_To do_
Only an exact copy of the records below will serve as the answer.

_Material shown_
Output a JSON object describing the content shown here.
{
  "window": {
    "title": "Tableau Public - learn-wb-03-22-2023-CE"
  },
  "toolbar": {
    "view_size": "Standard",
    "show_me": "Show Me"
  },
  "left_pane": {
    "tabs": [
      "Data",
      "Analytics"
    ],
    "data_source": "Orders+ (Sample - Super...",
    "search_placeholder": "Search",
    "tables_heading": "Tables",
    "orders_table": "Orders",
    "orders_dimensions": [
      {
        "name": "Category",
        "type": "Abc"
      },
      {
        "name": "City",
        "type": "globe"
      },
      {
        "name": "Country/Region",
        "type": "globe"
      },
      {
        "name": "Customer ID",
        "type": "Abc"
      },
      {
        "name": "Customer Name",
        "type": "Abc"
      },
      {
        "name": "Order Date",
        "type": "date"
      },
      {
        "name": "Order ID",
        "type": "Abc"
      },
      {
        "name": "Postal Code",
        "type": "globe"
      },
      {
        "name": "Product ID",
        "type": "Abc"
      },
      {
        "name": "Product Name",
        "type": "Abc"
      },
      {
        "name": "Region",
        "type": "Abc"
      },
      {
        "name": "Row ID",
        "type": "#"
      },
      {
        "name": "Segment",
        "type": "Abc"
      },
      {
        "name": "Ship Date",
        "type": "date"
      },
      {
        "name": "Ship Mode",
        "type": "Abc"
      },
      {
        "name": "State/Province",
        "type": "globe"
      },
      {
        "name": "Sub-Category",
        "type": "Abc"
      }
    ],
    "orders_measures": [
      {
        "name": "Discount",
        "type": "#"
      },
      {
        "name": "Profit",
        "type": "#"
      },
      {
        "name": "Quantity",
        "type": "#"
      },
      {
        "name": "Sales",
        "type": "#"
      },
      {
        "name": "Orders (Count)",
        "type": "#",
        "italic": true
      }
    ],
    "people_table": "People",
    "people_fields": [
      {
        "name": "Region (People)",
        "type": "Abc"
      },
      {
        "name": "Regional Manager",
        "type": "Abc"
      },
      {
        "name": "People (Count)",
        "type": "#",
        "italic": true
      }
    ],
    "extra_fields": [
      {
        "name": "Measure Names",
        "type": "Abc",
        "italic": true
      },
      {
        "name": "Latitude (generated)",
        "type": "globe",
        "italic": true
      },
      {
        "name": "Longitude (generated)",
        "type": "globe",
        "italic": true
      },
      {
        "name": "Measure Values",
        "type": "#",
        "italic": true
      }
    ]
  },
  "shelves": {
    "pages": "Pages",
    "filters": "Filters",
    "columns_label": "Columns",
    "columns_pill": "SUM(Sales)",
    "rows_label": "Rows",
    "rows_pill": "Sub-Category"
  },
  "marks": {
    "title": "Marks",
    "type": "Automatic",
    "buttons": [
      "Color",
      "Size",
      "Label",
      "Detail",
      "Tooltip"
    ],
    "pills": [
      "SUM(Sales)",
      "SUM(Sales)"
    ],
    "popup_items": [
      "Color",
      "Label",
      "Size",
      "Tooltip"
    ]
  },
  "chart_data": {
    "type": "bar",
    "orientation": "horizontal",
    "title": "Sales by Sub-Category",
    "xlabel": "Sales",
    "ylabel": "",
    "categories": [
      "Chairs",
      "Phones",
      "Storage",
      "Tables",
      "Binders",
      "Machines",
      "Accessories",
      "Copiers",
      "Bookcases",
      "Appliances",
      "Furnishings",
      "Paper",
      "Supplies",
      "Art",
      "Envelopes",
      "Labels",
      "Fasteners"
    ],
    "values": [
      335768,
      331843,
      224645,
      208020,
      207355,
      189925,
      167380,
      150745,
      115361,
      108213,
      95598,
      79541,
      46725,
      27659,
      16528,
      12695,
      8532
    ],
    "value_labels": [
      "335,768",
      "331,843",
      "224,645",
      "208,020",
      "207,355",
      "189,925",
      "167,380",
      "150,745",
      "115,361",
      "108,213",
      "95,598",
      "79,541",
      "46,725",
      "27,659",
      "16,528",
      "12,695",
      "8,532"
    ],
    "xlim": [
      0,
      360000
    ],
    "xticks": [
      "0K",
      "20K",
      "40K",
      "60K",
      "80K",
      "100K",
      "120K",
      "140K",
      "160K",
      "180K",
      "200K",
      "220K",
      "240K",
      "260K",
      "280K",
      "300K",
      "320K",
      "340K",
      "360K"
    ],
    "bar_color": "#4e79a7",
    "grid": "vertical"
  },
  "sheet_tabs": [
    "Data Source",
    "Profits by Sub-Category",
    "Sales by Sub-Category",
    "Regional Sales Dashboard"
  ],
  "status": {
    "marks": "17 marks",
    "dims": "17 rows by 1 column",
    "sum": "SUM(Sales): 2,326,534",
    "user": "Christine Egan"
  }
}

_Output_
Output a JSON object describing the content shown here.
{
  "window": {
    "title": "Tableau Public - learn-wb-03-22-2023-CE"
  },
  "toolbar": {
    "view_size": "Standard",
    "show_me": "Show Me"
  },
  "left_pane": {
    "tabs": [
      "Data",
      "Analytics"
    ],
    "data_source": "Orders+ (Sample - Super...",
    "search_placeholder": "Search",
    "tables_heading": "Tables",
    "orders_table": "Orders",
    "orders_dimensions": [
      {
        "name": "Category",
        "type": "Abc"
      },
      {
        "name": "City",
        "type": "globe"
      },
      {
        "name": "Country/Region",
        "type": "globe"
      },
      {
        "name": "Customer ID",
        "type": "Abc"
      },
      {
        "name": "Customer Name",
        "type": "Abc"
      },
      {
        "name": "Order Date",
        "type": "date"
      },
      {
        "name": "Order ID",
        "type": "Abc"
      },
      {
        "name": "Postal Code",
        "type": "globe"
      },
      {
        "name": "Product ID",
        "type": "Abc"
      },
      {
        "name": "Product Name",
        "type": "Abc"
      },
      {
        "name": "Region",
        "type": "Abc"
      },
      {
        "name": "Row ID",
        "type": "#"
      },
      {
        "name": "Segment",
        "type": "Abc"
      },
      {
        "name": "Ship Date",
        "type": "date"
      },
      {
        "name": "Ship Mode",
        "type": "Abc"
      },
      {
        "name": "State/Province",
        "type": "globe"
      },
      {
        "name": "Sub-Category",
        "type": "Abc"
      }
    ],
    "orders_measures": [
      {
        "name": "Discount",
        "type": "#"
      },
      {
        "name": "Profit",
        "type": "#"
      },
      {
        "name": "Quantity",
        "type": "#"
      },
      {
        "name": "Sales",
        "type": "#"
      },
      {
        "name": "Orders (Count)",
        "type": "#",
        "italic": true
      }
    ],
    "people_table": "People",
    "people_fields": [
      {
        "name": "Region (People)",
        "type": "Abc"
      },
      {
        "name": "Regional Manager",
        "type": "Abc"
      },
      {
        "name": "People (Count)",
        "type": "#",
        "italic": true
      }
    ],
    "extra_fields": [
      {
        "name": "Measure Names",
        "type": "Abc",
        "italic": true
      },
      {
        "name": "Latitude (generated)",
        "type": "globe",
        "italic": true
      },
      {
        "name": "Longitude (generated)",
        "type": "globe",
        "italic": true
      },
      {
        "name": "Measure Values",
        "type": "#",
        "italic": true
      }
    ]
  },
  "shelves": {
    "pages": "Pages",
    "filters": "Filters",
    "columns_label": "Columns",
    "columns_pill": "SUM(Sales)",
    "rows_label": "Rows",
    "rows_pill": "Sub-Category"
  },
  "marks": {
    "title": "Marks",
    "type": "Automatic",
    "buttons": [
      "Color",
      "Size",
      "Label",
      "Detail",
      "Tooltip"
    ],
    "pills": [
      "SUM(Sales)",
      "SUM(Sales)"
    ],
    "popup_items": [
      "Color",
      "Label",
      "Size",
      "Tooltip"
    ]
  },
  "chart_data": {
    "type": "bar",
    "orientation": "horizontal",
    "title": "Sales by Sub-Category",
    "xlabel": "Sales",
    "ylabel": "",
    "categories": [
      "Chairs",
      "Phones",
      "Storage",
      "Tables",
      "Binders",
      "Machines",
      "Accessories",
      "Copiers",
      "Bookcases",
      "Appliances",
      "Furnishings",
      "Paper",
      "Supplies",
      "Art",
      "Envelopes",
      "Labels",
      "Fasteners"
    ],
    "values": [
      335768,
      331843,
      224645,
      208020,
      207355,
      189925,
      167380,
      150745,
      115361,
      108213,
      95598,
      79541,
      46725,
      27659,
      16528,
      12695,
      8532
    ],
    "value_labels": [
      "335,768",
      "331,843",
      "224,645",
      "208,020",
      "207,355",
      "189,925",
      "167,380",
      "150,745",
      "115,361",
      "108,213",
      "95,598",
      "79,541",
      "46,725",
      "27,659",
      "16,528",
      "12,695",
      "8,532"
    ],
    "xlim": [
      0,
      360000
    ],
    "xticks": [
      "0K",
      "20K",
      "40K",
      "60K",
      "80K",
      "100K",
      "120K",
      "140K",
      "160K",
      "180K",
      "200K",
      "220K",
      "240K",
      "260K",
      "280K",
      "300K",
      "320K",
      "340K",
      "360K"
    ],
    "bar_color": "#4e79a7",
    "grid": "vertical"
  },
  "sheet_tabs": [
    "Data Source",
    "Profits by Sub-Category",
    "Sales by Sub-Category",
    "Regional Sales Dashboard"
  ],
  "status": {
    "marks": "17 marks",
    "dims": "17 rows by 1 column",
    "sum": "SUM(Sales): 2,326,534",
    "user": "Christine Egan"
  }
}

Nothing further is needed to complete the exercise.